The problem with these rules is they prevent players from using tools that make the game more playable, because any tool that may be in the spirit of the game could still get them banned. So the choice is between not playing the game, or playing with a constant fear that your account could be banned permanently because of how you play the game.
When is something a bot?
The point of these rules is not to prevent disabled people from playing the game. It’s to prevent botting, so that in areas of competition players are competing against other players, not automation scripts. In MMORPGs this is particularly important for economic reasons, as large botnets left unchecked will flood markets with items, crashing their prices, and generate large sums of in-game money from non-player money sources to sell to players for real currency, breaking the economy even more.
So clearly you can’t permit everything. Where do you draw the line for rules?
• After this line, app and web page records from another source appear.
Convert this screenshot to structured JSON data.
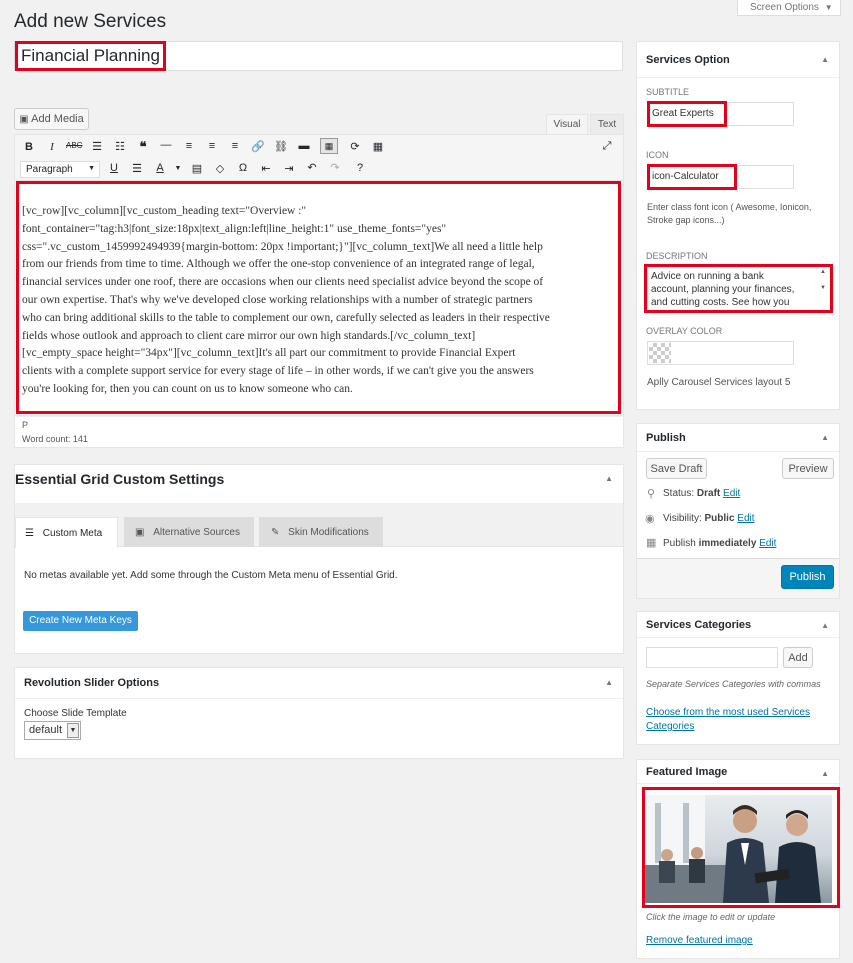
{
  "page": {
    "title": "Add new Services",
    "screen_options": "Screen Options"
  },
  "post": {
    "title_value": "Financial Planning"
  },
  "editor": {
    "add_media": "Add Media",
    "tab_visual": "Visual",
    "tab_text": "Text",
    "paragraph_select": "Paragraph",
    "content_lines": [
      "[vc_row][vc_column][vc_custom_heading text=\"Overview :\"",
      "font_container=\"tag:h3|font_size:18px|text_align:left|line_height:1\" use_theme_fonts=\"yes\"",
      "css=\".vc_custom_1459992494939{margin-bottom: 20px !important;}\"][vc_column_text]We all need a little help",
      "from our friends from time to time. Although we offer the one-stop convenience of an integrated range of legal,",
      "financial services under one roof, there are occasions when our clients need specialist advice beyond the scope of",
      "our own expertise. That's why we've developed close working relationships with a number of strategic partners",
      "who can bring additional skills to the table to complement our own, carefully selected as leaders in their respective",
      "fields whose outlook and approach to client care mirror our own high standards.[/vc_column_text]",
      "[vc_empty_space height=\"34px\"][vc_column_text]It's all part our commitment to provide Financial Expert",
      "clients with a complete support service for every stage of life – in other words, if we can't give you the answers",
      "you're looking for, then you can count on us to know someone who can."
    ],
    "path": "P",
    "word_count": "Word count: 141"
  },
  "essential_grid": {
    "title": "Essential Grid Custom Settings",
    "tabs": [
      "Custom Meta",
      "Alternative Sources",
      "Skin Modifications"
    ],
    "message": "No metas available yet. Add some through the Custom Meta menu of Essential Grid.",
    "create_button": "Create New Meta Keys"
  },
  "revslider": {
    "title": "Revolution Slider Options",
    "label": "Choose Slide Template",
    "select_value": "default"
  },
  "services_option": {
    "title": "Services Option",
    "subtitle_label": "SUBTITLE",
    "subtitle_value": "Great Experts",
    "icon_label": "ICON",
    "icon_value": "icon-Calculator",
    "icon_help": "Enter class font icon ( Awesome, Ionicon, Stroke gap icons...)",
    "description_label": "DESCRIPTION",
    "description_lines": [
      "Advice on running a bank",
      "account, planning your finances,",
      "and cutting costs. See how you"
    ],
    "overlay_label": "OVERLAY COLOR",
    "layout_note": "Aplly Carousel Services layout 5"
  },
  "publish": {
    "title": "Publish",
    "save_draft": "Save Draft",
    "preview": "Preview",
    "status_label": "Status:",
    "status_value": "Draft",
    "visibility_label": "Visibility:",
    "visibility_value": "Public",
    "publish_label": "Publish",
    "publish_value": "immediately",
    "edit": "Edit",
    "publish_button": "Publish"
  },
  "categories": {
    "title": "Services Categories",
    "add_button": "Add",
    "hint": "Separate Services Categories with commas",
    "most_used_lines": [
      "Choose from the most used Services",
      "Categories"
    ]
  },
  "featured": {
    "title": "Featured Image",
    "hint": "Click the image to edit or update",
    "remove": "Remove featured image"
  },
  "colors": {
    "highlight": "#e4001b",
    "primary_button": "#0085ba",
    "link": "#0073aa"
  }
}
I think the difference is decision making. In a reductionist view of video games, a player receives a stimulus from the game, and must make a decision. This decision affects the state of the game. This prompts a new stimulus, thus completing the feedback loop.
A bot then, is a tool that removes the player from this loop. The bot receives stimuli from the game and makes meaningful decisions without a player getting involved. Banning tools by this standard allows the vast majority of accessibility tools to be used without fear.
This probably doesn’t break your game
Multiplayer games are inherently a competition of decisions. A turn-based strategy game tests long-term planning and strategy. A shooter tests reflex, coordination, tactics, and on-the-fly decisions. An MMO tests your ability to look up the optimal character build online and then do what the leveling guide/raid leader/fleet commander tells you to do (joking! but only half joking). Performing a pre-determined set of actions isn’t a decision, but choosing to take those actions is, and that’s the part the player needs to do.
However, if the optimal strategy for a game is to perform a precise pre-determined set of actions, then automation just can’t apply. There’s still steps you can take towards accessibility though, to add first-party options that are even better.
Accessibility is a part of game design
The rhythm game osu! takes a reasonable compromise here. For any level, there is a pre-determined sequence of inputs that earns the best possible score. However, it has all sorts of modifiers to make the game easier. Some carry a score penalty while slowing the level down or making hit targets larger. Others automate parts of the game entirely, automatically clicking when appropriate of moving the mouse around to aim at targets. These automation modifiers invalidate the score for global leaderboards, but allow people to have fun playing levels they otherwise couldn’t.
I love this concept of first-party gameplay modifiers and I’d like to see it applied more often. Modifiers that affect what reaction speed is necessary, what types of inputs are needed, how many, all of these are fantastic for making a game playable by more people.
It’s the easy way out for a dev to throw their hands in the air and say “sorry, I guess you just can’t play this game without breaking our rules and getting banned”. Put some compassionate thought into it; you can probably allow more than you realize. And if you really can’t allow automation, remember that you have the power to design a solution yourself. It will be appreciated.